Repeat all entries below exactly as shown.

Exercise material Start Marker

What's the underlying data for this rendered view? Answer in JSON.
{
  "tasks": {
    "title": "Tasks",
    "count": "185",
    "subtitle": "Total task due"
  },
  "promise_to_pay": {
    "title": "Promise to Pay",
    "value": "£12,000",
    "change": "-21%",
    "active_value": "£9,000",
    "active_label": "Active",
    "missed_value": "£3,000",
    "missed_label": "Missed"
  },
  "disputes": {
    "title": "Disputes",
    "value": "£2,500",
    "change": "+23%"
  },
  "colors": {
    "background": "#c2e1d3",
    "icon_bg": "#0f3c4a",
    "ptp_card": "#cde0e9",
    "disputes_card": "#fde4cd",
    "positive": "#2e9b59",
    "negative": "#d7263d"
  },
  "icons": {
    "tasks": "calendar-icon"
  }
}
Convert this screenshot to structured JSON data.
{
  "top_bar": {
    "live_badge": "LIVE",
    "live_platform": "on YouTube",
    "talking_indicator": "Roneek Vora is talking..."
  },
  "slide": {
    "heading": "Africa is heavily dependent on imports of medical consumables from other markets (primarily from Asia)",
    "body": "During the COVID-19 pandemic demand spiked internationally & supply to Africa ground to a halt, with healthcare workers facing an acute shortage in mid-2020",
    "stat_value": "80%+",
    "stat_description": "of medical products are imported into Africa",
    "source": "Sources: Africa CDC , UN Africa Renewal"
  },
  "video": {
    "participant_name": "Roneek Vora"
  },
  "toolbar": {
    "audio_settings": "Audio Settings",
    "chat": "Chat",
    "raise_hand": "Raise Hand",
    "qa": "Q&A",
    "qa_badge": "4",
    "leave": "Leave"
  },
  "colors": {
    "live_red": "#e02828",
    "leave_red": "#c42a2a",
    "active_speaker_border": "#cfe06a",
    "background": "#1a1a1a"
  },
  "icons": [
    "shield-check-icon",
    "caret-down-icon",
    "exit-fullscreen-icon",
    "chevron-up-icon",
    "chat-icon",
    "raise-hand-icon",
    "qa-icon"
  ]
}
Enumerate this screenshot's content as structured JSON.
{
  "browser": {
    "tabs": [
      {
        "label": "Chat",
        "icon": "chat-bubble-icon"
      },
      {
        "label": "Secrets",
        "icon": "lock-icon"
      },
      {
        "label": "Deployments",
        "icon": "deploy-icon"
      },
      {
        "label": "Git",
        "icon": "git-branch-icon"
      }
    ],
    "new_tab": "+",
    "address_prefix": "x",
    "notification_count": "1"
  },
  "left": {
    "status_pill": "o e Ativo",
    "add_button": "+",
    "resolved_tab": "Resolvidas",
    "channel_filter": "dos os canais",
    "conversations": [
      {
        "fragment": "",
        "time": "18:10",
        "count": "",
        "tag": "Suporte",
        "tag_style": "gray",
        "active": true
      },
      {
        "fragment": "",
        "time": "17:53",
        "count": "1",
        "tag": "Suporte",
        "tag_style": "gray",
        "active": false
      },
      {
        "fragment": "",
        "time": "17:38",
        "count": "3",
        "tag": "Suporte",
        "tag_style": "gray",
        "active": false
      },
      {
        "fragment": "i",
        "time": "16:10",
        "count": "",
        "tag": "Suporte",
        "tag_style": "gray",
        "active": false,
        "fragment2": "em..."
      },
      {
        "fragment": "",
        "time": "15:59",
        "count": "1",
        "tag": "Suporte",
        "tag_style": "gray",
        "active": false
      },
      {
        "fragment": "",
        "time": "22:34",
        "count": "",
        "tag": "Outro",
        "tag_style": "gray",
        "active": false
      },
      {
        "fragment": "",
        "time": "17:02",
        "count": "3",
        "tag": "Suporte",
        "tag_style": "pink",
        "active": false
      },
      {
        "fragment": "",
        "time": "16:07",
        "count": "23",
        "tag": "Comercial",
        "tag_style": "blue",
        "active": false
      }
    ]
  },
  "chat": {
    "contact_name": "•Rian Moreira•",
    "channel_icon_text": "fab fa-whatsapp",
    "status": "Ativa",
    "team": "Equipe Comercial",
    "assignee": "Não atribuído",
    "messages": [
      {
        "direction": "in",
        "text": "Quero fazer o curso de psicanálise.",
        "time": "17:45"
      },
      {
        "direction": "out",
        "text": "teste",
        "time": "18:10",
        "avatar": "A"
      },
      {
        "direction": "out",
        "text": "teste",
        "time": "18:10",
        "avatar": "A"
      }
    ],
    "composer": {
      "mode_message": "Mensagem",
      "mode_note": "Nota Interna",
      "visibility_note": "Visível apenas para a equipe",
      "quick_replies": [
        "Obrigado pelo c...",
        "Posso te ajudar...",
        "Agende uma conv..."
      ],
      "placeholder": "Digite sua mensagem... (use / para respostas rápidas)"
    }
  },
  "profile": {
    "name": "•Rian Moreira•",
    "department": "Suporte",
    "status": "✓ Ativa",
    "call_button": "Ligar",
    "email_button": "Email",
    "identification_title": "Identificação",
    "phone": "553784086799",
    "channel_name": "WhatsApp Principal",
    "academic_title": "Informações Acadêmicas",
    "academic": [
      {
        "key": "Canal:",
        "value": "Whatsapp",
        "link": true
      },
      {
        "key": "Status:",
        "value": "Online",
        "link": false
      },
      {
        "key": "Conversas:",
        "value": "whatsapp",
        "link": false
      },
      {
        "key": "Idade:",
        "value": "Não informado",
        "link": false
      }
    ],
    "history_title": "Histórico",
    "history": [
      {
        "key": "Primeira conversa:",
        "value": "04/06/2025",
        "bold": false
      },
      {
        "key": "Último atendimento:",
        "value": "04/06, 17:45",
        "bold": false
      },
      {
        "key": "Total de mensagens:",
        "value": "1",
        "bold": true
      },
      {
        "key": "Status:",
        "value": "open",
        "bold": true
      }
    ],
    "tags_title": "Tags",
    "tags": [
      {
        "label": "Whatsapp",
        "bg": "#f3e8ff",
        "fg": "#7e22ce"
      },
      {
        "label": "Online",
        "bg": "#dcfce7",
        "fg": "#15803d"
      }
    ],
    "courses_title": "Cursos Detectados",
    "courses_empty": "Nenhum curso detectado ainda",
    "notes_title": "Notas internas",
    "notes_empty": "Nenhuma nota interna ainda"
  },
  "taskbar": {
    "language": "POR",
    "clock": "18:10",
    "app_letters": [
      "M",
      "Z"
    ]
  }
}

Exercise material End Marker

## Answer below
What's the underlying data for this rendered view? Answer in JSON.
{
  "tasks": {
    "title": "Tasks",
    "count": "185",
    "subtitle": "Total task due"
  },
  "promise_to_pay": {
    "title": "Promise to Pay",
    "value": "£12,000",
    "change": "-21%",
    "active_value": "£9,000",
    "active_label": "Active",
    "missed_value": "£3,000",
    "missed_label": "Missed"
  },
  "disputes": {
    "title": "Disputes",
    "value": "£2,500",
    "change": "+23%"
  },
  "colors": {
    "background": "#c2e1d3",
    "icon_bg": "#0f3c4a",
    "ptp_card": "#cde0e9",
    "disputes_card": "#fde4cd",
    "positive": "#2e9b59",
    "negative": "#d7263d"
  },
  "icons": {
    "tasks": "calendar-icon"
  }
}
Convert this screenshot to structured JSON data.
{
  "top_bar": {
    "live_badge": "LIVE",
    "live_platform": "on YouTube",
    "talking_indicator": "Roneek Vora is talking..."
  },
  "slide": {
    "heading": "Africa is heavily dependent on imports of medical consumables from other markets (primarily from Asia)",
    "body": "During the COVID-19 pandemic demand spiked internationally & supply to Africa ground to a halt, with healthcare workers facing an acute shortage in mid-2020",
    "stat_value": "80%+",
    "stat_description": "of medical products are imported into Africa",
    "source": "Sources: Africa CDC , UN Africa Renewal"
  },
  "video": {
    "participant_name": "Roneek Vora"
  },
  "toolbar": {
    "audio_settings": "Audio Settings",
    "chat": "Chat",
    "raise_hand": "Raise Hand",
    "qa": "Q&A",
    "qa_badge": "4",
    "leave": "Leave"
  },
  "colors": {
    "live_red": "#e02828",
    "leave_red": "#c42a2a",
    "active_speaker_border": "#cfe06a",
    "background": "#1a1a1a"
  },
  "icons": [
    "shield-check-icon",
    "caret-down-icon",
    "exit-fullscreen-icon",
    "chevron-up-icon",
    "chat-icon",
    "raise-hand-icon",
    "qa-icon"
  ]
}
Enumerate this screenshot's content as structured JSON.
{
  "browser": {
    "tabs": [
      {
        "label": "Chat",
        "icon": "chat-bubble-icon"
      },
      {
        "label": "Secrets",
        "icon": "lock-icon"
      },
      {
        "label": "Deployments",
        "icon": "deploy-icon"
      },
      {
        "label": "Git",
        "icon": "git-branch-icon"
      }
    ],
    "new_tab": "+",
    "address_prefix": "x",
    "notification_count": "1"
  },
  "left": {
    "status_pill": "o e Ativo",
    "add_button": "+",
    "resolved_tab": "Resolvidas",
    "channel_filter": "dos os canais",
    "conversations": [
      {
        "fragment": "",
        "time": "18:10",
        "count": "",
        "tag": "Suporte",
        "tag_style": "gray",
        "active": true
      },
      {
        "fragment": "",
        "time": "17:53",
        "count": "1",
        "tag": "Suporte",
        "tag_style": "gray",
        "active": false
      },
      {
        "fragment": "",
        "time": "17:38",
        "count": "3",
        "tag": "Suporte",
        "tag_style": "gray",
        "active": false
      },
      {
        "fragment": "i",
        "time": "16:10",
        "count": "",
        "tag": "Suporte",
        "tag_style": "gray",
        "active": false,
        "fragment2": "em..."
      },
      {
        "fragment": "",
        "time": "15:59",
        "count": "1",
        "tag": "Suporte",
        "tag_style": "gray",
        "active": false
      },
      {
        "fragment": "",
        "time": "22:34",
        "count": "",
        "tag": "Outro",
        "tag_style": "gray",
        "active": false
      },
      {
        "fragment": "",
        "time": "17:02",
        "count": "3",
        "tag": "Suporte",
        "tag_style": "pink",
        "active": false
      },
      {
        "fragment": "",
        "time": "16:07",
        "count": "23",
        "tag": "Comercial",
        "tag_style": "blue",
        "active": false
      }
    ]
  },
  "chat": {
    "contact_name": "•Rian Moreira•",
    "channel_icon_text": "fab fa-whatsapp",
    "status": "Ativa",
    "team": "Equipe Comercial",
    "assignee": "Não atribuído",
    "messages": [
      {
        "direction": "in",
        "text": "Quero fazer o curso de psicanálise.",
        "time": "17:45"
      },
      {
        "direction": "out",
        "text": "teste",
        "time": "18:10",
        "avatar": "A"
      },
      {
        "direction": "out",
        "text": "teste",
        "time": "18:10",
        "avatar": "A"
      }
    ],
    "composer": {
      "mode_message": "Mensagem",
      "mode_note": "Nota Interna",
      "visibility_note": "Visível apenas para a equipe",
      "quick_replies": [
        "Obrigado pelo c...",
        "Posso te ajudar...",
        "Agende uma conv..."
      ],
      "placeholder": "Digite sua mensagem... (use / para respostas rápidas)"
    }
  },
  "profile": {
    "name": "•Rian Moreira•",
    "department": "Suporte",
    "status": "✓ Ativa",
    "call_button": "Ligar",
    "email_button": "Email",
    "identification_title": "Identificação",
    "phone": "553784086799",
    "channel_name": "WhatsApp Principal",
    "academic_title": "Informações Acadêmicas",
    "academic": [
      {
        "key": "Canal:",
        "value": "Whatsapp",
        "link": true
      },
      {
        "key": "Status:",
        "value": "Online",
        "link": false
      },
      {
        "key": "Conversas:",
        "value": "whatsapp",
        "link": false
      },
      {
        "key": "Idade:",
        "value": "Não informado",
        "link": false
      }
    ],
    "history_title": "Histórico",
    "history": [
      {
        "key": "Primeira conversa:",
        "value": "04/06/2025",
        "bold": false
      },
      {
        "key": "Último atendimento:",
        "value": "04/06, 17:45",
        "bold": false
      },
      {
        "key": "Total de mensagens:",
        "value": "1",
        "bold": true
      },
      {
        "key": "Status:",
        "value": "open",
        "bold": true
      }
    ],
    "tags_title": "Tags",
    "tags": [
      {
        "label": "Whatsapp",
        "bg": "#f3e8ff",
        "fg": "#7e22ce"
      },
      {
        "label": "Online",
        "bg": "#dcfce7",
        "fg": "#15803d"
      }
    ],
    "courses_title": "Cursos Detectados",
    "courses_empty": "Nenhum curso detectado ainda",
    "notes_title": "Notas internas",
    "notes_empty": "Nenhuma nota interna ainda"
  },
  "taskbar": {
    "language": "POR",
    "clock": "18:10",
    "app_letters": [
      "M",
      "Z"
    ]
  }
}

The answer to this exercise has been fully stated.